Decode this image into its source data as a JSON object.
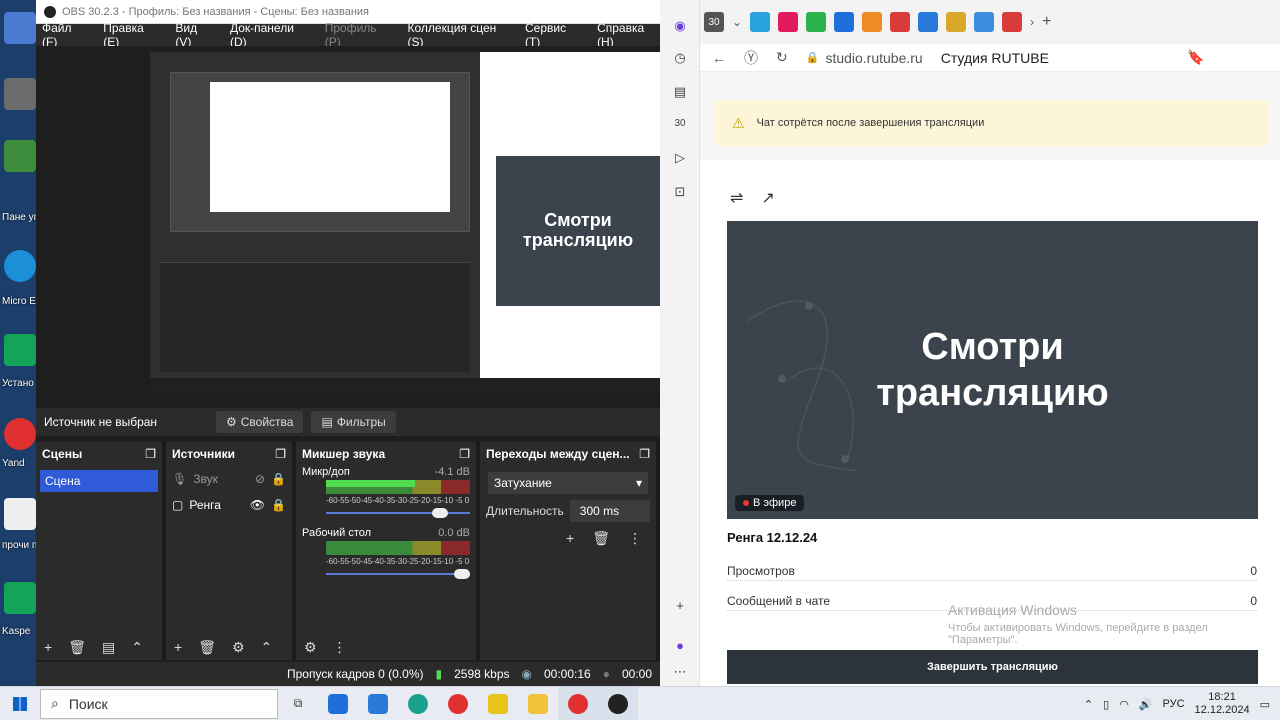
{
  "desktop": {
    "labels": [
      "Пане управл",
      "Micro Edg",
      "Устано Kaspe",
      "Yand",
      "прочи перед",
      "Kaspe"
    ]
  },
  "obs": {
    "title": "OBS 30.2.3 - Профиль: Без названия - Сцены: Без названия",
    "menu": [
      "Файл (F)",
      "Правка (E)",
      "Вид (V)",
      "Док-панели (D)",
      "Профиль (P)",
      "Коллекция сцен (S)",
      "Сервис (T)",
      "Справка (H)"
    ],
    "preview_card_text": "Смотри трансляцию",
    "source_none": "Источник не выбран",
    "properties_btn": "Свойства",
    "filters_btn": "Фильтры",
    "scenes": {
      "title": "Сцены",
      "items": [
        "Сцена"
      ]
    },
    "sources": {
      "title": "Источники",
      "items": [
        "Звук",
        "Ренга"
      ]
    },
    "mixer": {
      "title": "Микшер звука",
      "channels": [
        {
          "name": "Микр/доп",
          "db": "-4.1 dB",
          "level": 0.62,
          "volume": 0.85
        },
        {
          "name": "Рабочий стол",
          "db": "0.0 dB",
          "level": 0.0,
          "volume": 1.0
        }
      ],
      "scale": "-60-55-50-45-40-35-30-25-20-15-10 -5 0"
    },
    "transitions": {
      "title": "Переходы между сцен...",
      "selected": "Затухание",
      "duration_label": "Длительность",
      "duration_value": "300 ms"
    },
    "status": {
      "dropped": "Пропуск кадров 0 (0.0%)",
      "bitrate": "2598 kbps",
      "live_time": "00:00:16",
      "rec_time": "00:00"
    }
  },
  "browser": {
    "tab_count": "30",
    "domain": "studio.rutube.ru",
    "page_title": "Студия RUTUBE",
    "warning": "Чат сотрётся после завершения трансляции",
    "player_text_line1": "Смотри",
    "player_text_line2": "трансляцию",
    "live_badge": "В эфире",
    "stream_name": "Ренга 12.12.24",
    "stats": [
      {
        "label": "Просмотров",
        "value": "0"
      },
      {
        "label": "Сообщений в чате",
        "value": "0"
      }
    ],
    "windows_activation_title": "Активация Windows",
    "windows_activation_text": "Чтобы активировать Windows, перейдите в раздел \"Параметры\".",
    "end_button": "Завершить трансляцию"
  },
  "taskbar": {
    "search_placeholder": "Поиск",
    "lang": "РУС",
    "time": "18:21",
    "date": "12.12.2024"
  }
}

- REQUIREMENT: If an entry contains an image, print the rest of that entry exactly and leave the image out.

- OUTPUT FOR THIS TASK:
Decode this image into its source data as a JSON object.
{
  "desktop": {
    "labels": [
      "Пане управл",
      "Micro Edg",
      "Устано Kaspe",
      "Yand",
      "прочи перед",
      "Kaspe"
    ]
  },
  "obs": {
    "title": "OBS 30.2.3 - Профиль: Без названия - Сцены: Без названия",
    "menu": [
      "Файл (F)",
      "Правка (E)",
      "Вид (V)",
      "Док-панели (D)",
      "Профиль (P)",
      "Коллекция сцен (S)",
      "Сервис (T)",
      "Справка (H)"
    ],
    "preview_card_text": "Смотри трансляцию",
    "source_none": "Источник не выбран",
    "properties_btn": "Свойства",
    "filters_btn": "Фильтры",
    "scenes": {
      "title": "Сцены",
      "items": [
        "Сцена"
      ]
    },
    "sources": {
      "title": "Источники",
      "items": [
        "Звук",
        "Ренга"
      ]
    },
    "mixer": {
      "title": "Микшер звука",
      "channels": [
        {
          "name": "Микр/доп",
          "db": "-4.1 dB",
          "level": 0.62,
          "volume": 0.85
        },
        {
          "name": "Рабочий стол",
          "db": "0.0 dB",
          "level": 0.0,
          "volume": 1.0
        }
      ],
      "scale": "-60-55-50-45-40-35-30-25-20-15-10 -5 0"
    },
    "transitions": {
      "title": "Переходы между сцен...",
      "selected": "Затухание",
      "duration_label": "Длительность",
      "duration_value": "300 ms"
    },
    "status": {
      "dropped": "Пропуск кадров 0 (0.0%)",
      "bitrate": "2598 kbps",
      "live_time": "00:00:16",
      "rec_time": "00:00"
    }
  },
  "browser": {
    "tab_count": "30",
    "domain": "studio.rutube.ru",
    "page_title": "Студия RUTUBE",
    "warning": "Чат сотрётся после завершения трансляции",
    "player_text_line1": "Смотри",
    "player_text_line2": "трансляцию",
    "live_badge": "В эфире",
    "stream_name": "Ренга 12.12.24",
    "stats": [
      {
        "label": "Просмотров",
        "value": "0"
      },
      {
        "label": "Сообщений в чате",
        "value": "0"
      }
    ],
    "windows_activation_title": "Активация Windows",
    "windows_activation_text": "Чтобы активировать Windows, перейдите в раздел \"Параметры\".",
    "end_button": "Завершить трансляцию"
  },
  "taskbar": {
    "search_placeholder": "Поиск",
    "lang": "РУС",
    "time": "18:21",
    "date": "12.12.2024"
  }
}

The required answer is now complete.